For every pair of points $$x, y\in X$$ and every mid-point $$m$$ of this pair, every path in $$X$$ connecting $$x$$ and $$y$$ passes through the open ball $$B(m, L(A/2 +D) +A)$$ centered at $$m$$.

Here $$D=D(L,A)$$ is some function which I can write for you if you really want. Incidentally, the bottleneck property also characterizes geodesic metric spaces quasi-isometric to trees. For a proof, see Theorem 4.6 in

J. Manning, Geometry of pseudocharacters. Geom. Topol. 9 (2005), 1147–1185.

On the other hand, if $$X_R$$ is the closed ball $$\bar{B}(m, R)$$ of radius $$R$$ in the hyperbolic plane and $$x, y$$ are boundary points of $$\bar{B}(m,R)$$ at the distance $$2R$$ from each other (with the mid-point $$m$$), then either arc on the boundary circle of $$\bar{B}(m,R)$$ connecting the points $$x, y$$ avoids $$B(m,R)$$. Hence, assuming that $$R>(A +D) +2A$$, the GH-distance from $$X_R$$ to any tree is $$>A$$. Here $$D=D(1,2A)$$. Of course, all the spaces $$X_R$$ are $$\delta$$-hyperbolic, where $$\delta$$ is the hyperbolicity constant of the hyperbolic plane.

Thus, your question 1 has negative answer. However, the following might be true, I am not sure:

Conjecture. There exists a separable geodesic Gromov-hyperbolic spaces $$U$$ (the "universal hyperbolic space") and a function $$\epsilon(\delta)$$ such that every compact $$\delta$$-hyperbolic hyperbolic space $$X$$ is within Gromov-Hausdorff distance $$\epsilon(\delta)$$ from a subset of $$U$$.

M. Bonk, O. Schramm, Embeddings of Gromov hyperbolic spaces. Geom. Funct. Anal. 10 (2000), no. 2, 266–306.

A straightforward estimates show that any $$n$$-point $$\delta$$-hyperbolic space lies on distance at most $$n{\cdot}\delta$$ from a $$0$$-hyperbolic space. The following statement improves this bound to $$\log n\cdot \delta$$. I learned it from Rostislav Matveyev, who attributed it to Étienne Ghys.

Let $$d$$ be a $$\delta$$-hyperbolic metric on an $$n$$-points set $$F$$. Then there is a $$0$$-hyperbolic metric $$d'$$ on $$F$$ such that $$d \leqslant d' \leqslant d+\mathrm{const}\cdot\log n\cdot \delta.$$
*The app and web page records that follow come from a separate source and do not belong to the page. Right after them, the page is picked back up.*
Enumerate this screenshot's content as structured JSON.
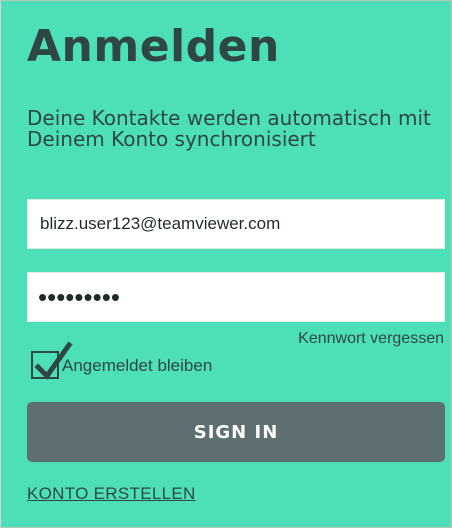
{
  "login": {
    "title": "Anmelden",
    "subtitle": "Deine Kontakte werden automatisch mit Deinem Konto synchronisiert",
    "email_value": "blizz.user123@teamviewer.com",
    "password_value": "•••••••••",
    "forgot_password_label": "Kennwort vergessen",
    "remember_label": "Angemeldet bleiben",
    "remember_checked": true,
    "sign_in_label": "SIGN IN",
    "create_account_label": "KONTO ERSTELLEN"
  },
  "colors": {
    "background": "#4ddfb7",
    "text": "#2f4744",
    "button": "#5d6f71",
    "button_text": "#ffffff",
    "field": "#ffffff"
  },
  "icons": {
    "remember_check": "checkmark-icon"
  }
}
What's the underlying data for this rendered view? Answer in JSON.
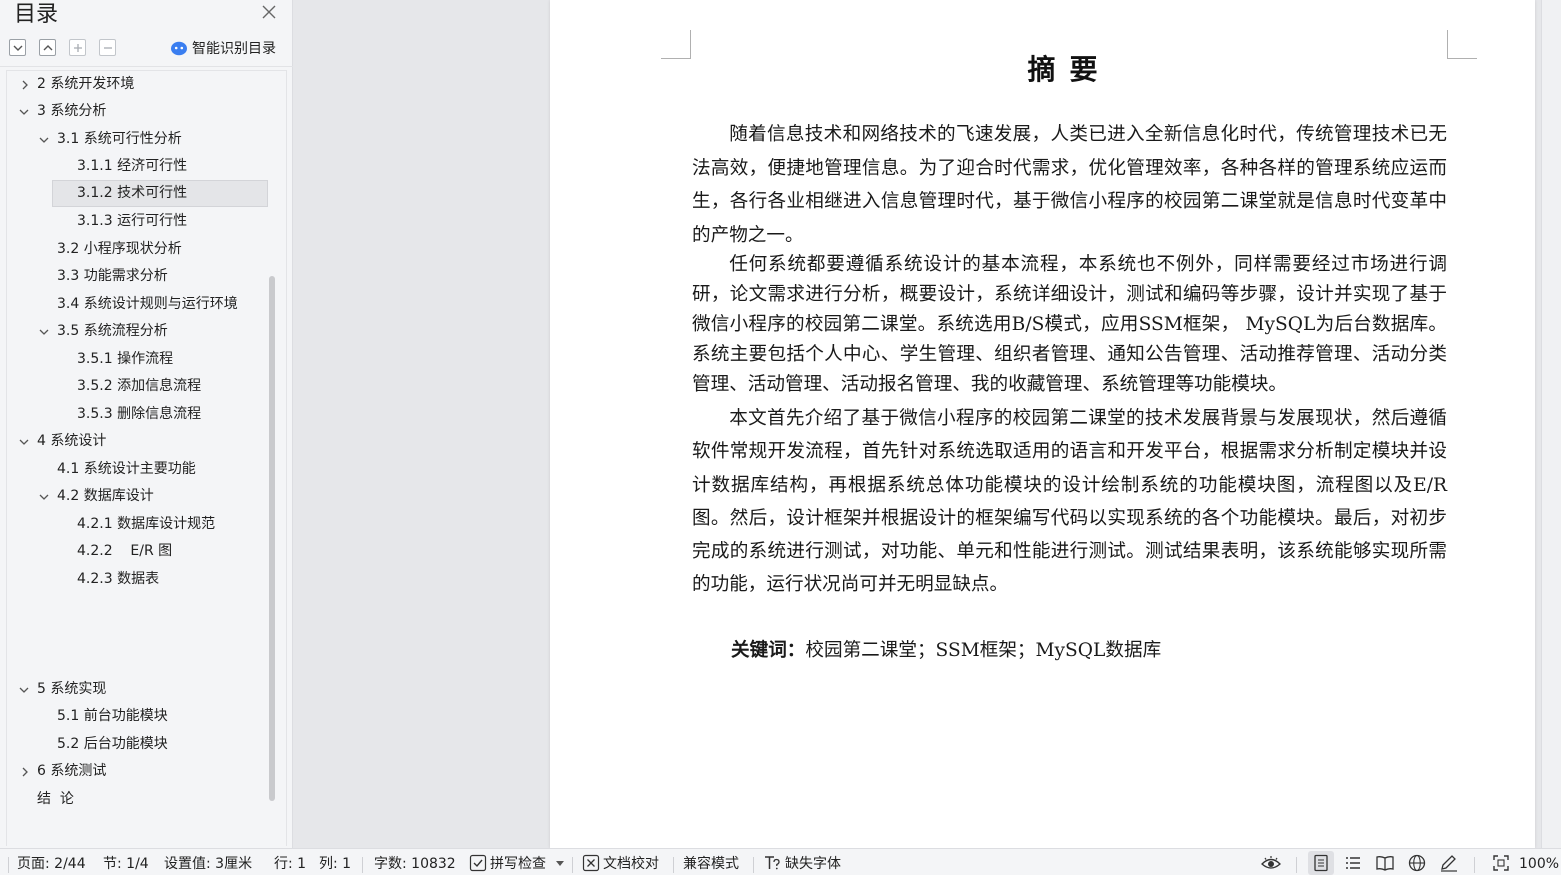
{
  "sidebar": {
    "title": "目录",
    "smart_toc_label": "智能识别目录",
    "toc": [
      {
        "label": "2  系统开发环境"
      },
      {
        "label": "3  系统分析"
      },
      {
        "label": "3.1  系统可行性分析"
      },
      {
        "label": "3.1.1  经济可行性"
      },
      {
        "label": "3.1.2  技术可行性"
      },
      {
        "label": "3.1.3  运行可行性"
      },
      {
        "label": "3.2  小程序现状分析"
      },
      {
        "label": "3.3  功能需求分析"
      },
      {
        "label": "3.4  系统设计规则与运行环境"
      },
      {
        "label": "3.5 系统流程分析"
      },
      {
        "label": "3.5.1 操作流程"
      },
      {
        "label": "3.5.2 添加信息流程"
      },
      {
        "label": "3.5.3 删除信息流程"
      },
      {
        "label": "4  系统设计"
      },
      {
        "label": "4.1  系统设计主要功能"
      },
      {
        "label": "4.2  数据库设计"
      },
      {
        "label": "4.2.1  数据库设计规范"
      },
      {
        "label": "4.2.2    E/R 图"
      },
      {
        "label": "4.2.3  数据表"
      },
      {
        "label": "5  系统实现"
      },
      {
        "label": "5.1 前台功能模块"
      },
      {
        "label": "5.2 后台功能模块"
      },
      {
        "label": "6  系统测试"
      },
      {
        "label": "结  论"
      }
    ]
  },
  "document": {
    "title": "摘要",
    "paragraphs": [
      "随着信息技术和网络技术的飞速发展，人类已进入全新信息化时代，传统管理技术已无法高效，便捷地管理信息。为了迎合时代需求，优化管理效率，各种各样的管理系统应运而生，各行各业相继进入信息管理时代，基于微信小程序的校园第二课堂就是信息时代变革中的产物之一。",
      "任何系统都要遵循系统设计的基本流程，本系统也不例外，同样需要经过市场进行调研，论文需求进行分析，概要设计，系统详细设计，测试和编码等步骤，设计并实现了基于微信小程序的校园第二课堂。系统选用B/S模式，应用SSM框架， MySQL为后台数据库。系统主要包括个人中心、学生管理、组织者管理、通知公告管理、活动推荐管理、活动分类管理、活动管理、活动报名管理、我的收藏管理、系统管理等功能模块。",
      "本文首先介绍了基于微信小程序的校园第二课堂的技术发展背景与发展现状，然后遵循软件常规开发流程，首先针对系统选取适用的语言和开发平台，根据需求分析制定模块并设计数据库结构，再根据系统总体功能模块的设计绘制系统的功能模块图，流程图以及E/R图。然后，设计框架并根据设计的框架编写代码以实现系统的各个功能模块。最后，对初步完成的系统进行测试，对功能、单元和性能进行测试。测试结果表明，该系统能够实现所需的功能，运行状况尚可并无明显缺点。"
    ],
    "keywords_label": "关键词：",
    "keywords": "校园第二课堂；SSM框架；MySQL数据库"
  },
  "statusbar": {
    "page": "页面: 2/44",
    "section": "节: 1/4",
    "setting": "设置值: 3厘米",
    "row": "行: 1",
    "col": "列: 1",
    "words": "字数: 10832",
    "spell": "拼写检查",
    "proof": "文档校对",
    "compat": "兼容模式",
    "missing_font": "缺失字体",
    "zoom": "100%"
  },
  "colors": {
    "accent": "#3a7ef0",
    "selected_bg": "#e4e5e8"
  }
}
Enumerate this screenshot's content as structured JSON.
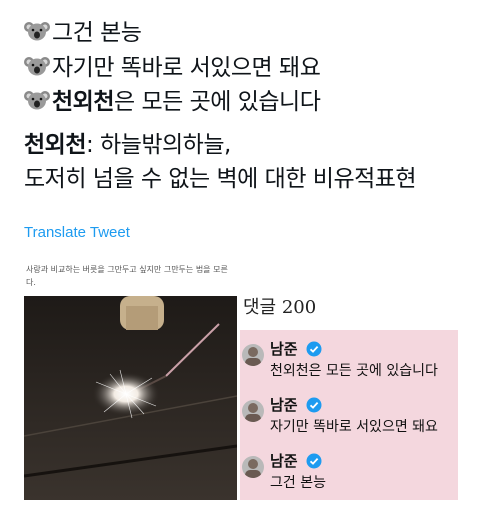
{
  "tweet": {
    "lines": [
      {
        "icon": "koala-emoji",
        "text": "그건 본능"
      },
      {
        "icon": "koala-emoji",
        "text": "자기만 똑바로 서있으면 돼요"
      },
      {
        "icon": "koala-emoji",
        "bold": "천외천",
        "text": "은 모든 곳에 있습니다"
      }
    ],
    "definition": {
      "term": "천외천",
      "line1": ": 하늘밖의하늘,",
      "line2": "도저히 넘을 수 없는 벽에 대한 비유적표현"
    },
    "translate_label": "Translate Tweet"
  },
  "image": {
    "caption": "사랑과 비교하는 버릇을 그만두고 싶지만 그만두는 법을 모른다.",
    "comments_count": "댓글 200",
    "comments": [
      {
        "author": "남준",
        "text": "천외천은 모든 곳에 있습니다"
      },
      {
        "author": "남준",
        "text": "자기만 똑바로 서있으면 돼요"
      },
      {
        "author": "남준",
        "text": "그건 본능"
      }
    ]
  },
  "colors": {
    "link": "#1d9bf0",
    "comments_bg": "#f4d7de",
    "verified": "#1d9bf0"
  }
}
To prove it, you choose a base point and define new Gromov's product $$(\ |\ )'$$ using the old one $$(\ |\ )$$ $$(x|y)'\mathrel{:=}\max \{\,\min \{\,(x_0|x_1),\dots,(x_{m-1}|x_m)\,\}\,\},$$ where the maximum is taken for all chains of points $$x=x_0,\dots, x_m=y$$. Plus you need to apply the following lemma:

For any sequence of points $$x_0,\dots,x_m$$ in a $$\delta$$-hyperbolic space, we have $$(x_0|x_m)\geqslant \min \{\,(x_0|x_1),\dots,(x_{m-1}|x_m)\,\}-\mathrm{const}\cdot\log m\cdot \delta.$$

The proof is recursive application of the inequality for Gromov's product for triples $$(x_i|x_k)\geqslant \min\{\,(x_{i}|x_j),(x_{j}|x_k)\,\}- \delta.$$ You start with $$(x_0|x_m)$$ and choose roughly the middle index each time. This way you get $$\lceil\log_2 n\rceil$$ iterations; each iteration gives you extra $$\delta$$.

Postscript. Actually, it is 6.1.B in Gromov's "Hyperbolic groups".